So Drake decides to call his album Nothing Was the Same….. in order to make sure nothing will ever be the same.
Funny – some of this record is similar. But is that a bad thing? Only if you abhor Drake’s mostly-autotuned singing, which dominates the record, unfortunately, despite Drake’s strong rapping.
The LP starts off heavy with Drizzy rapping to a beat that samples Whitney Houston’s “I Have Nothing” from the film and soundtrack The Bodyguard, backwards and forward. This is Lil Wayne’s protege flowing to an uber-long intro called “Tuscan Leather.”
What follows is Drizzy singing on “Furthest Thing,” which is to signify through the lyrics that he is the furthest thing from perfect. The song is the furthest thing from a rap song, at least in the beginning, but the furthest thing from ear-grindingly annoying.
“Started From the Bottom,” the first single, is an ode to the rise of Drake’s entire team. There is only a small sprinkle of autotune in the second verse. But the song is overall descent.

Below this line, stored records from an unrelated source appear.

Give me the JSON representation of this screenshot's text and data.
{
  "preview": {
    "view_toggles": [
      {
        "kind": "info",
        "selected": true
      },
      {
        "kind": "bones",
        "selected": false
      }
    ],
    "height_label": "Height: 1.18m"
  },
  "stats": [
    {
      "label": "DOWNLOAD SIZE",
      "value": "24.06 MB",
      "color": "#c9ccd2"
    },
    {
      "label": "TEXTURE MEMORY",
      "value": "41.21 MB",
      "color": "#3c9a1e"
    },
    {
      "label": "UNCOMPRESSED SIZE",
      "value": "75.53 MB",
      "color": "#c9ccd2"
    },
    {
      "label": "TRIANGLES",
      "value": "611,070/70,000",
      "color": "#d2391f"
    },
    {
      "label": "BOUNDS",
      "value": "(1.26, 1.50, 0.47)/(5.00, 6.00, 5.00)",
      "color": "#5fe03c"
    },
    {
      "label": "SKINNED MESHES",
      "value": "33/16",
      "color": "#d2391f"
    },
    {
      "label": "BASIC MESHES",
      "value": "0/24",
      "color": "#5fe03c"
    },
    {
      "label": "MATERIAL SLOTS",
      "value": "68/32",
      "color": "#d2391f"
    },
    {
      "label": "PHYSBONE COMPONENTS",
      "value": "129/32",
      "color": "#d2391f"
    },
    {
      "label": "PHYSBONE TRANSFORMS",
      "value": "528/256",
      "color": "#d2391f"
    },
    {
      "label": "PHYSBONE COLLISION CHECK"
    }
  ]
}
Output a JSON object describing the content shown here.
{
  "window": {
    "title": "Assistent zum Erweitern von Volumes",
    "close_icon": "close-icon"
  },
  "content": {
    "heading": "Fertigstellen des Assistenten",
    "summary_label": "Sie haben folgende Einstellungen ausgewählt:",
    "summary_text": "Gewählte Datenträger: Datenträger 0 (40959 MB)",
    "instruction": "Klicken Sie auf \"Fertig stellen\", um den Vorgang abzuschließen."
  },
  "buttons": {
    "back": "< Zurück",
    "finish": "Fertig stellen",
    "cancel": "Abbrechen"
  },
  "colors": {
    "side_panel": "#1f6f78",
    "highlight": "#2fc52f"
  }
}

Next, the supposed tribute to the Wu-Tang Clan, “Wu-Tang Forever,” is a slow, sing-rapping (for the most part) track which uses part of Raekwon verse and mentions the Wu-Tang in the hook. The second verse is a rapid-fire rap, which Drake should have been doing in the entire song if he truly wanted to give a true ode to Staten Island’s favorite sons.
After this, “Worst Behavior” is almost the worst track on the LP, with Drake yelling throughout the song telling us how naughty he is, however nice the slow-paced beat is. At least, the third verse is a nod to Mase, using the first verse from “Feel So Good.” Throw away the rest of the song and replace it with verses like that, and the song might be a little more tolerable.
Jhene Aiko guests on the grand piano-laced “From Time”, but while you’re waiting for him to rhyme, she spends about a minute singing. But as soon as she is done, the Toronto native finally gets around to ripping the track, like, prior to this point, the album was all but starving for. With Ms. Aiko on the hook and Drake smashing the song with some strong lyrics, this is a shining moment on the record.
“Hold On, We’re Going Home” features Majid Jordan and starts off sounding like something from the 80’s that Toto forgot to add to an album. But then it turns out to be an R&B track on a RAP ALBUM?! Although it is a nice track, it is quite out of place for a love song on a album littered with braggadocio as is appropo for an artist on a label called Cash Money. Nonetheless, it gets a pass here.
What follows is “Connect,” which starts off with a clip from some baseball game; then that f**king autotune comes in. NEXT?!
“The Language” is pretty much the same. NEXT?!
“305 To My City”, with Detail, is yet another autotune song but with a tiny bit of rhyming. Yawn.
Sampha puts his voice on “Too Much” in the hook, and then Drake starts doing what was missing in the last four tracks – RAPPING! Thank God for that.
“Pound Cake” features Jay-Z and is another shining moment on this LP. with Drake and Hov each doing a RAP verse. On the same track there is “Paris Morton Music 2,” a new beat with one long Drizzy verse. Nice.
After that, “Come Thru” includes an autotuned first verse and a rap following it, but has a great beat.
The final song, “All Me”, has Drake, 2 Chains and Big Sean giving some nice verses, the kind you would expect from them, but Drake is SINGING AGAIN… but only on the hook.
What’s weird is no one notable from the YMCMB camp – not Weezy, not Nicki Minaj, not Tyga, not even Curren$y – made an appearance on this album.
Overall, the record has far too much crooning and not enough rapping, but we cannot call it total ear rape, because what little rapping there is is strong, as is the overall lyrical content, regardless of the subject matter.
Only Young Money and Drake fans need apply.
Columbia, SC, how Drake fans live there? Holla back.
Nothing Was The Same, huh? Wanna bet?